“What is occurring in Victoria has not yet occurred anywhere else in Australia,” she said Monday. “It’s a new part of the pandemic and, as such, it requires a new type of response.”

Cases in Australia that originated overseas are down significantly in the past week, with Deputy Chief Medical Officer Michael Kidd saying they represented only 16 percent of new cases in the past week compared to 50 percent two weeks ago, according to the AP.

The government of Victoria imposed lockdowns on 36 suburbs of Melbourne with the most spread, adding another four over the weekend, according to the AP. Premier Daniel Andrews said 53 of the new cases were residents of nine public housing blocks where residents have been confined to their apartments.

“I think it is the smart call, the right call at this time, given the significant challenges we face in containing this virus,” Andrews said of the border closure, according to the AP.
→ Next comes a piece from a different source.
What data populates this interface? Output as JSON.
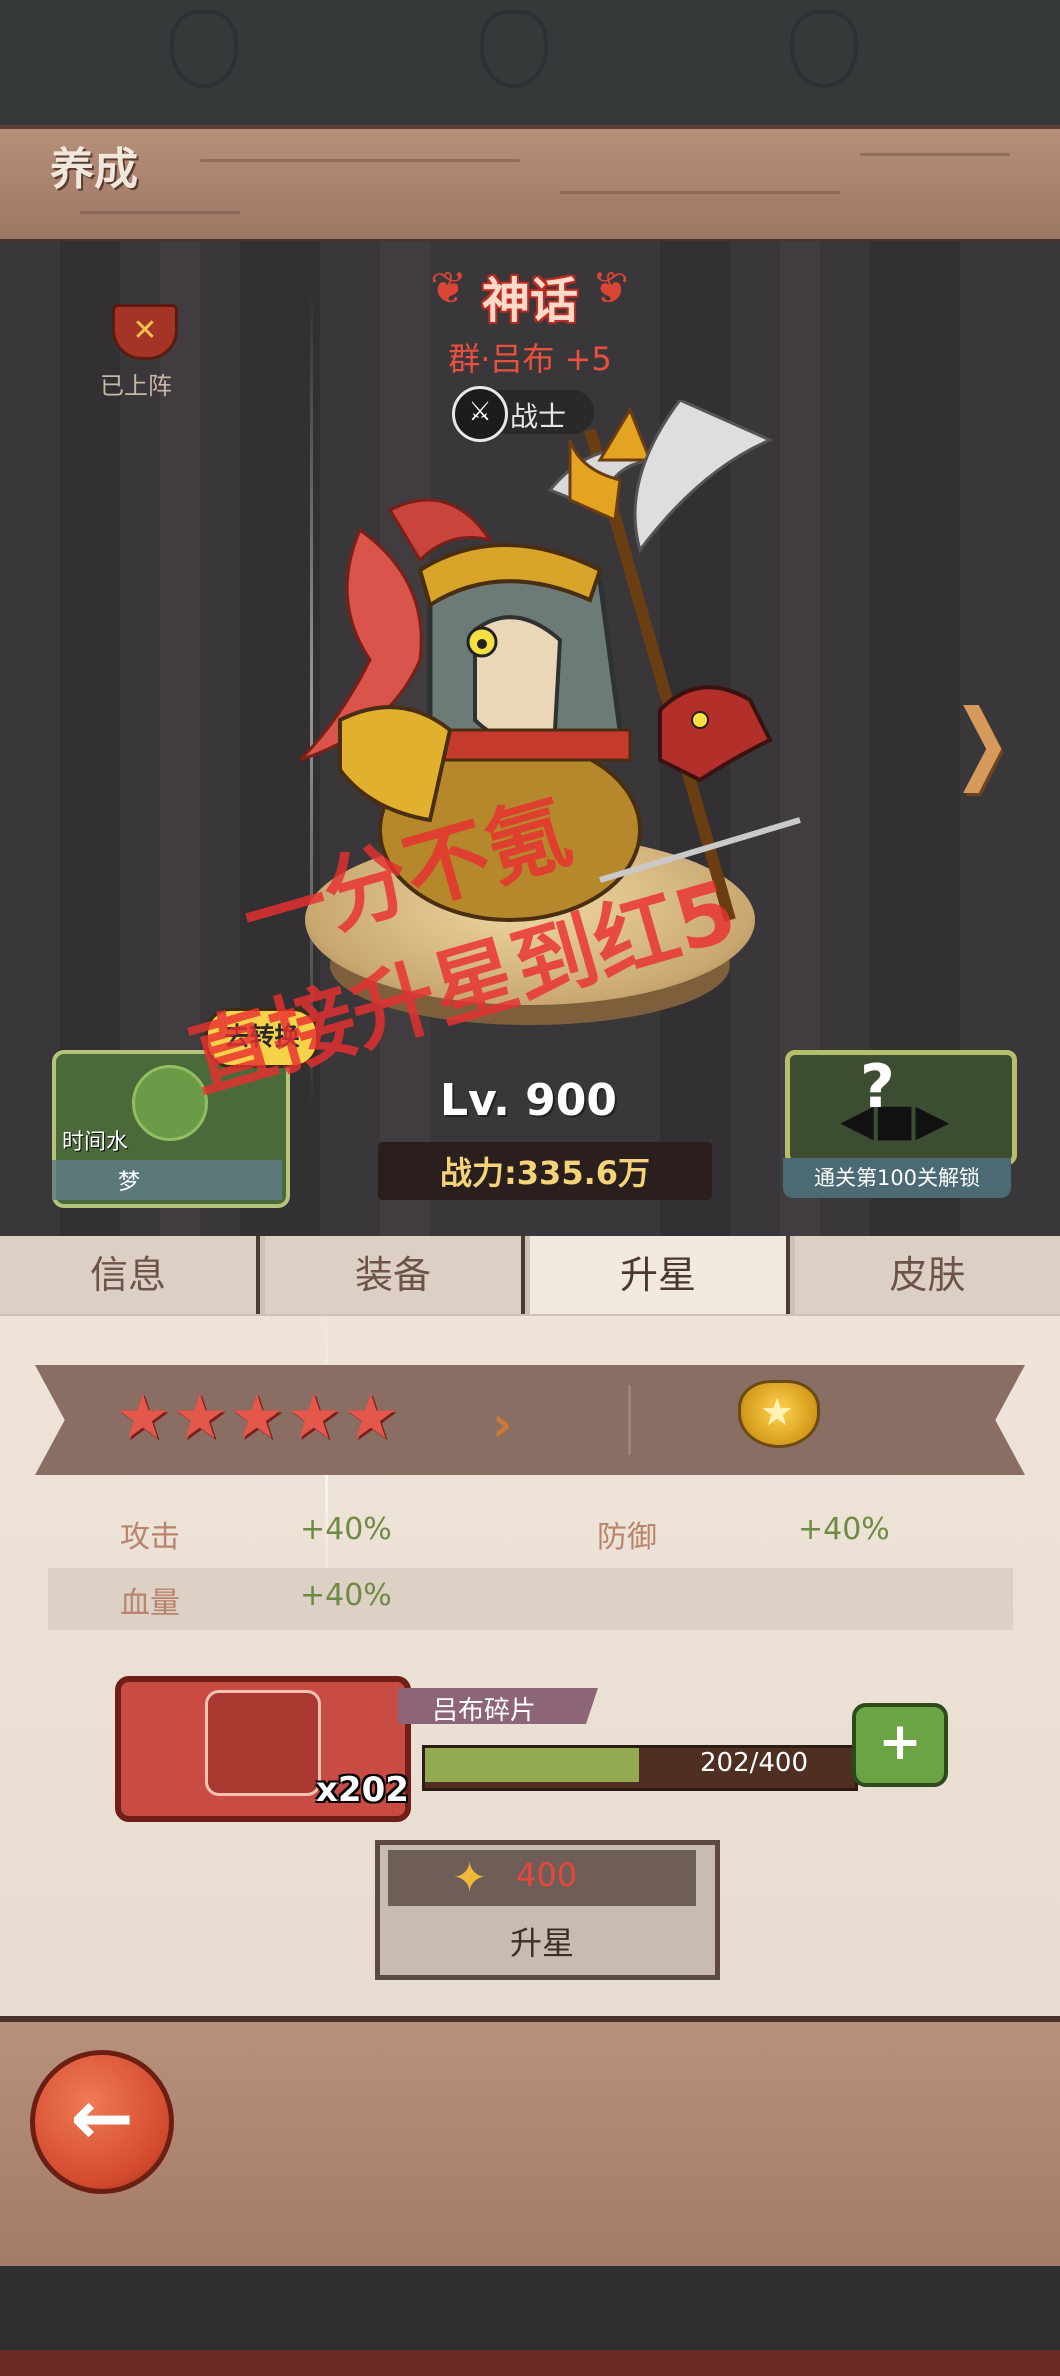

Australian acting Chief Medical Officer Paul Kelly described the high rises in those suburbs as particularly prone to community spread, calling them “vertical cruise ships,” according to the AP. About 60 percent of Australians live in either Sydney or Melbourne.